- What you have to do -
The reply should consist of the entire listing, word for word.
START Information shown
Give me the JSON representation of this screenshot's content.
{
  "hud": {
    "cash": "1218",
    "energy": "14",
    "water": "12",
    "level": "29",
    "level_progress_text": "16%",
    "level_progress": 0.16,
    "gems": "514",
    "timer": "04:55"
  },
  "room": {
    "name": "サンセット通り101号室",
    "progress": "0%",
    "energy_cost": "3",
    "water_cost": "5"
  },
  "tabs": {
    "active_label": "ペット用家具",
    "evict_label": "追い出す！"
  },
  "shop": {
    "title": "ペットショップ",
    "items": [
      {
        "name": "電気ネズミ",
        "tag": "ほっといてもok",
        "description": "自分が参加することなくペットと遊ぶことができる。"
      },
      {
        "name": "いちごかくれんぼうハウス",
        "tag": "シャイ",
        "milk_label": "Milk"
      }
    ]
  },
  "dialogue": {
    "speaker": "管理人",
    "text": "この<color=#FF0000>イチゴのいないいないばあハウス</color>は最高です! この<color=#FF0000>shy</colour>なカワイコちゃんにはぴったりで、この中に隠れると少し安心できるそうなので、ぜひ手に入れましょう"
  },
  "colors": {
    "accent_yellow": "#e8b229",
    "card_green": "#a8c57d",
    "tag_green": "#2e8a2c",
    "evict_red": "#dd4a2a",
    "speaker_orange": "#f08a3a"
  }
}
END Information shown
- Exercise answer -
Give me the JSON representation of this screenshot's content.
{
  "hud": {
    "cash": "1218",
    "energy": "14",
    "water": "12",
    "level": "29",
    "level_progress_text": "16%",
    "level_progress": 0.16,
    "gems": "514",
    "timer": "04:55"
  },
  "room": {
    "name": "サンセット通り101号室",
    "progress": "0%",
    "energy_cost": "3",
    "water_cost": "5"
  },
  "tabs": {
    "active_label": "ペット用家具",
    "evict_label": "追い出す！"
  },
  "shop": {
    "title": "ペットショップ",
    "items": [
      {
        "name": "電気ネズミ",
        "tag": "ほっといてもok",
        "description": "自分が参加することなくペットと遊ぶことができる。"
      },
      {
        "name": "いちごかくれんぼうハウス",
        "tag": "シャイ",
        "milk_label": "Milk"
      }
    ]
  },
  "dialogue": {
    "speaker": "管理人",
    "text": "この<color=#FF0000>イチゴのいないいないばあハウス</color>は最高です! この<color=#FF0000>shy</colour>なカワイコちゃんにはぴったりで、この中に隠れると少し安心できるそうなので、ぜひ手に入れましょう"
  },
  "colors": {
    "accent_yellow": "#e8b229",
    "card_green": "#a8c57d",
    "tag_green": "#2e8a2c",
    "evict_red": "#dd4a2a",
    "speaker_orange": "#f08a3a"
  }
}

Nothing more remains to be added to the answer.